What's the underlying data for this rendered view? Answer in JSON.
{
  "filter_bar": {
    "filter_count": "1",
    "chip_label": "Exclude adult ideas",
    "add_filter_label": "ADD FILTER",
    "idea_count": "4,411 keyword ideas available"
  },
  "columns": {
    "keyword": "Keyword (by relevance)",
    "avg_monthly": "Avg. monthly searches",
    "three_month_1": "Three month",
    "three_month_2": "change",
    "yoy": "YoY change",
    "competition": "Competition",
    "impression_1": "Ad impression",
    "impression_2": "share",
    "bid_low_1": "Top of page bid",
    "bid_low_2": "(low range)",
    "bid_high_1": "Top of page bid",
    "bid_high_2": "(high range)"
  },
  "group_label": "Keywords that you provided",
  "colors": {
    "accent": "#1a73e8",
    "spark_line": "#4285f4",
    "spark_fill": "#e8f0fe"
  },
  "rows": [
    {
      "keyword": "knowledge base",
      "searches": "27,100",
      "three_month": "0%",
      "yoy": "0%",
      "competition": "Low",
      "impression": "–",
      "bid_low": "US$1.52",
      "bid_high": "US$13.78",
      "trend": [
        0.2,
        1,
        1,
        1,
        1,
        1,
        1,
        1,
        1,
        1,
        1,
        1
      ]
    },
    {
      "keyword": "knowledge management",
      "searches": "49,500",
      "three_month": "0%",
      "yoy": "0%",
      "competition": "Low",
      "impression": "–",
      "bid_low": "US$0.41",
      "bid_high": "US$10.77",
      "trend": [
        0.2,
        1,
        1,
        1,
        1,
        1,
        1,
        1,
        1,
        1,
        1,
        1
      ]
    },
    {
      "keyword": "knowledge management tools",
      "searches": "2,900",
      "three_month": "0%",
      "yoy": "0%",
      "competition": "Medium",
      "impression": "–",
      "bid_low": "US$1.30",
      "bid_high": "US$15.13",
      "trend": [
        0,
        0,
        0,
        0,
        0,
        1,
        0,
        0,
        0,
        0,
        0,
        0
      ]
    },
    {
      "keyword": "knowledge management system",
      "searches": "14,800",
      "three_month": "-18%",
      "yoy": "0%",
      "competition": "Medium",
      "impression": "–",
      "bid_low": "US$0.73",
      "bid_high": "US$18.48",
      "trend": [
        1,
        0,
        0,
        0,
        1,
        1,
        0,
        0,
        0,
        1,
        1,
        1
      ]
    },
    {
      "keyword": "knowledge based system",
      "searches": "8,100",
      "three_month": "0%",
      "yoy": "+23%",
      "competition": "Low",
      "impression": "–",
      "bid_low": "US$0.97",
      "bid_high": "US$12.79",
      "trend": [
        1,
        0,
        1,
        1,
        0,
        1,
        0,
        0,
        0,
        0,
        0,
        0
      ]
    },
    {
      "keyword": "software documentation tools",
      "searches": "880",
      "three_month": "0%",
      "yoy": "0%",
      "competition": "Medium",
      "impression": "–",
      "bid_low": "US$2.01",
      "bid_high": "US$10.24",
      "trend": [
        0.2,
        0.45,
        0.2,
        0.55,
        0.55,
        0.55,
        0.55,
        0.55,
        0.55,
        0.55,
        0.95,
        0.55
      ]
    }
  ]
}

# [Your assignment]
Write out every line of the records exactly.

# [Response]
What's the underlying data for this rendered view? Answer in JSON.
{
  "filter_bar": {
    "filter_count": "1",
    "chip_label": "Exclude adult ideas",
    "add_filter_label": "ADD FILTER",
    "idea_count": "4,411 keyword ideas available"
  },
  "columns": {
    "keyword": "Keyword (by relevance)",
    "avg_monthly": "Avg. monthly searches",
    "three_month_1": "Three month",
    "three_month_2": "change",
    "yoy": "YoY change",
    "competition": "Competition",
    "impression_1": "Ad impression",
    "impression_2": "share",
    "bid_low_1": "Top of page bid",
    "bid_low_2": "(low range)",
    "bid_high_1": "Top of page bid",
    "bid_high_2": "(high range)"
  },
  "group_label": "Keywords that you provided",
  "colors": {
    "accent": "#1a73e8",
    "spark_line": "#4285f4",
    "spark_fill": "#e8f0fe"
  },
  "rows": [
    {
      "keyword": "knowledge base",
      "searches": "27,100",
      "three_month": "0%",
      "yoy": "0%",
      "competition": "Low",
      "impression": "–",
      "bid_low": "US$1.52",
      "bid_high": "US$13.78",
      "trend": [
        0.2,
        1,
        1,
        1,
        1,
        1,
        1,
        1,
        1,
        1,
        1,
        1
      ]
    },
    {
      "keyword": "knowledge management",
      "searches": "49,500",
      "three_month": "0%",
      "yoy": "0%",
      "competition": "Low",
      "impression": "–",
      "bid_low": "US$0.41",
      "bid_high": "US$10.77",
      "trend": [
        0.2,
        1,
        1,
        1,
        1,
        1,
        1,
        1,
        1,
        1,
        1,
        1
      ]
    },
    {
      "keyword": "knowledge management tools",
      "searches": "2,900",
      "three_month": "0%",
      "yoy": "0%",
      "competition": "Medium",
      "impression": "–",
      "bid_low": "US$1.30",
      "bid_high": "US$15.13",
      "trend": [
        0,
        0,
        0,
        0,
        0,
        1,
        0,
        0,
        0,
        0,
        0,
        0
      ]
    },
    {
      "keyword": "knowledge management system",
      "searches": "14,800",
      "three_month": "-18%",
      "yoy": "0%",
      "competition": "Medium",
      "impression": "–",
      "bid_low": "US$0.73",
      "bid_high": "US$18.48",
      "trend": [
        1,
        0,
        0,
        0,
        1,
        1,
        0,
        0,
        0,
        1,
        1,
        1
      ]
    },
    {
      "keyword": "knowledge based system",
      "searches": "8,100",
      "three_month": "0%",
      "yoy": "+23%",
      "competition": "Low",
      "impression": "–",
      "bid_low": "US$0.97",
      "bid_high": "US$12.79",
      "trend": [
        1,
        0,
        1,
        1,
        0,
        1,
        0,
        0,
        0,
        0,
        0,
        0
      ]
    },
    {
      "keyword": "software documentation tools",
      "searches": "880",
      "three_month": "0%",
      "yoy": "0%",
      "competition": "Medium",
      "impression": "–",
      "bid_low": "US$2.01",
      "bid_high": "US$10.24",
      "trend": [
        0.2,
        0.45,
        0.2,
        0.55,
        0.55,
        0.55,
        0.55,
        0.55,
        0.55,
        0.55,
        0.95,
        0.55
      ]
    }
  ]
}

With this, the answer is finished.